charter-10-17-18.pngRecently, the Office of the Comptroller of the Currency announced that it has begun accepting applications for a new special purpose national bank charter directed at fintech firms. The new charter recognizes technological innovation and development in banking, but it’s nevertheless a controversial move.

The Conference of State Bank Supervisors says the OCC is acting in an area traditionally left to state regulators. Others interpret it as the opening of another competitive front against banks. However, a closer examination of the issue reveals that the best fintech opportunities may still reside in working side-by-side with traditional banks.

The fintech charter
One reason the new fintech charter isn’t likely to usher in the end of banking as we know it is because the list of permissible activities allowed under it is limited.

It allows an entity to engage in the business of banking—except, that is, for the taking of federally insured deposits. To access those, a fintech firm must apply for and obtain federal deposit insurance, in which case it would be subject to the normal laws and regulations associated with an ordinary national banking charter. Consequently, because deposit-taking tends to be the principal benefit of a full bank charter, given the access it provides to a cheap and stable source of funds, companies operating under a fintech charter are likely to remain on the periphery of the industry.

While some fintechs will nevertheless apply for the new charter, its limitations and restrictions could minimize its appeal. It doesn’t allow a company to escape federal consumer banking laws and regulations, for instance, and it may complicate a fintech firm’s desire to intermingle certain commercial and banking activities. Companies that are awarded a charter will also need to be well capitalized, demonstrate financial inclusion (somewhat similar to Community Reinvestment Act requirements) and submit to examination by federal regulators. Finally, since all of this is still new, it’s hard to say whether the new charter will interfere with the prototypical fintech firm’s accelerated timetable for product development.

In any case, the fintech charter is a work in progress, and many prospective applicants may take a wait-and-see approach before committing to the process. Accordingly, fintechs would be excused for concluding that partnering with banks to innovate and develop financial technology is a superior approach offering fewer uncertainties.

Opportunities for banks with fintechs
Notwithstanding the OCC’s enthusiasm for the new charter, the fintech revolution is creating opportunities for banks. These opportunities promise to expand a bank’s product offerings and services in ways that could yield new sources of non-interest income.

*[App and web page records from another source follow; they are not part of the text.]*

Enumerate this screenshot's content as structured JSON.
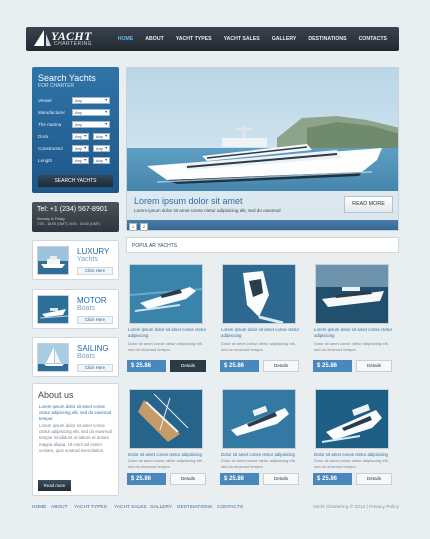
{
  "header": {
    "logo_word": "YACHT",
    "logo_sub": "CHARTERING",
    "nav": [
      "HOME",
      "ABOUT",
      "YACHT TYPES",
      "YACHT SALES",
      "GALLERY",
      "DESTINATIONS",
      "CONTACTS"
    ],
    "active_nav": "HOME"
  },
  "search": {
    "title": "Search Yachts",
    "subtitle": "FOR CHARTER",
    "fields": [
      {
        "label": "Vessel",
        "value": "Any"
      },
      {
        "label": "Manufacturer",
        "value": "Any"
      },
      {
        "label": "The marina",
        "value": "Any"
      },
      {
        "label": "Dock",
        "value": "Any",
        "extra": "Any"
      },
      {
        "label": "Constructed",
        "value": "Any",
        "extra": "Any"
      },
      {
        "label": "Length",
        "value": "Any",
        "extra": "Any"
      }
    ],
    "button": "SEARCH YACHTS"
  },
  "phone": {
    "number": "Tel: +1 (234) 567-8901",
    "hours": "Monday to Friday\n7:00 - 18:00 (GMT)  8:00 - 16:00 (GMT)"
  },
  "categories": [
    {
      "l1": "LUXURY",
      "l2": "Yachts",
      "button": "Click Here"
    },
    {
      "l1": "MOTOR",
      "l2": "Boats",
      "button": "Click Here"
    },
    {
      "l1": "SAILING",
      "l2": "Boats",
      "button": "Click Here"
    }
  ],
  "about": {
    "title": "About us",
    "lead": "Lorem ipsum dolor sit amet conse ctetur adipiscing elit, sed do eiusmod tempor.",
    "body": "Lorem ipsum dolor sit amet conse ctetur adipisicing elit, sed do eiusmod tempor incididunt ut labore et dolore magna aliqua. Ut enim ad minim veniam, quis nostrud exercitation.",
    "button": "Read more"
  },
  "slider": {
    "title": "Lorem ipsum dolor sit amet",
    "subtitle": "Lorem ipsum dolor sit amet conse ctetur adipisicing elit, sed do eiusmod",
    "button": "READ MORE",
    "pages": [
      "1",
      "2"
    ]
  },
  "popular": {
    "heading": "POPULAR YACHTS",
    "items": [
      {
        "title": "Lorem ipsum dolor sit amet conse ctetur adipisicing",
        "desc": "Dolor sit amet conse ctetur adipisicing elit, sed do eiusmod tempor.",
        "price": "$ 25.86",
        "button": "Details"
      },
      {
        "title": "Lorem ipsum dolor sit amet conse ctetur adipisicing",
        "desc": "Dolor sit amet conse ctetur adipisicing elit, sed do eiusmod tempor.",
        "price": "$ 25.86",
        "button": "Details"
      },
      {
        "title": "Lorem ipsum dolor sit amet conse ctetur adipisicing",
        "desc": "Dolor sit amet conse ctetur adipisicing elit, sed do eiusmod tempor.",
        "price": "$ 25.86",
        "button": "Details"
      },
      {
        "title": "Dolor sit amet conse ctetur adipisicing",
        "desc": "Dolor sit amet conse ctetur adipisicing elit, sed do eiusmod tempor.",
        "price": "$ 25.86",
        "button": "Details"
      },
      {
        "title": "Dolor sit amet conse ctetur adipisicing",
        "desc": "Dolor sit amet conse ctetur adipisicing elit, sed do eiusmod tempor.",
        "price": "$ 25.86",
        "button": "Details"
      },
      {
        "title": "Dolor sit amet conse ctetur adipisicing",
        "desc": "Dolor sit amet conse ctetur adipisicing elit, sed do eiusmod tempor.",
        "price": "$ 25.86",
        "button": "Details"
      }
    ]
  },
  "footer": {
    "links": [
      "HOME",
      "ABOUT",
      "YACHT TYPES",
      "YACHT SALES",
      "GALLERY",
      "DESTINATIONS",
      "CONTACTS"
    ],
    "copyright": "Yacht Chartering © 2012 | Privacy Policy"
  },
  "colors": {
    "accent": "#2f74a8",
    "header": "#2b333b",
    "background": "#e9eef1"
  }
}
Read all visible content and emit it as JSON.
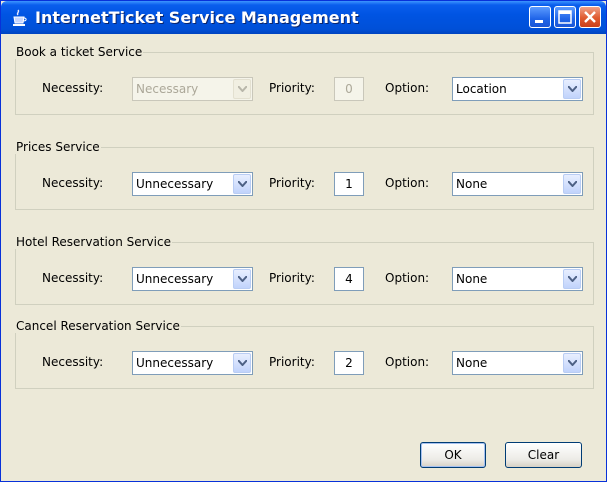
{
  "window": {
    "title": "InternetTicket Service Management",
    "icon": "java-cup-icon"
  },
  "labels": {
    "necessity": "Necessity:",
    "priority": "Priority:",
    "option": "Option:"
  },
  "services": [
    {
      "name": "Book a ticket Service",
      "necessity": "Necessary",
      "priority": "0",
      "option": "Location",
      "necessity_enabled": false
    },
    {
      "name": "Prices Service",
      "necessity": "Unnecessary",
      "priority": "1",
      "option": "None",
      "necessity_enabled": true
    },
    {
      "name": "Hotel Reservation Service",
      "necessity": "Unnecessary",
      "priority": "4",
      "option": "None",
      "necessity_enabled": true
    },
    {
      "name": "Cancel Reservation Service",
      "necessity": "Unnecessary",
      "priority": "2",
      "option": "None",
      "necessity_enabled": true
    }
  ],
  "buttons": {
    "ok": "OK",
    "clear": "Clear"
  },
  "colors": {
    "titlebar": "#0054e3",
    "background": "#ece9d8",
    "close": "#e05a30"
  }
}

Some of these opportunities include:

  • Licensing innovative online lending platforms
  • Acquiring loans originated by fintech firms
  • Licensing online customer-interface platforms, such as mobile apps
  • Acting as an insured depository source for pure fintechs
  • Developing secure custody mechanisms for cryptocurrencies
  • Developing systems that efficiently and intelligently utilize customer data

The bottom line is that partnering with a traditional bank may still be necessary for fintech companies, despite the new charter. We’ve seen this firsthand by helping banks forge relationships with fintechs, and we don’t believe this will change, even if the new charter is widely adopted.

We say all of this based on experience, as we have helped regional and community banks enter into strategic partnerships and ventures with well-known fintech firms. We have also helped regional and community banks collaborate in joint incubators and innovation labs to foster the development of financial technology and reap the rewards of the next great product.

Regardless of the process, banks and fintechs working together still seems to offer the greatest opportunities for all involved.

The new fintech charter is an innovative move by the OCC that represents the change that technology is bringing to the banking industry. Nonetheless, because the charter’s utility may be limited, banks are still in the best position to introduce new innovations into financial services. Banks of all sizes, in turn, through various methods, remain primed to take advantage of new technologies and opportunities offered by the fintech revolution.


Stan Orszula


Stan Orszula is a partner at Barack Ferrazzano Kirschbaum & Nagelberg LLP. He has extensive experience providing strategic counsel to banks on banking-as-a-service (BaaS), compliance and regulatory issues, cryptocurrency and digital assets, general banking corporate matters, lending issues, distressed loans and assets, failed bank receiverships and fintech agreements and partnerships. His background includes experience as a counsel with the FDIC, sitting on the board of a financial institution and representing banks in private practice for over 15 years. Banks rely on his unique perspective to navigate today’s complex regulatory environment and in implementing new technology, products and services.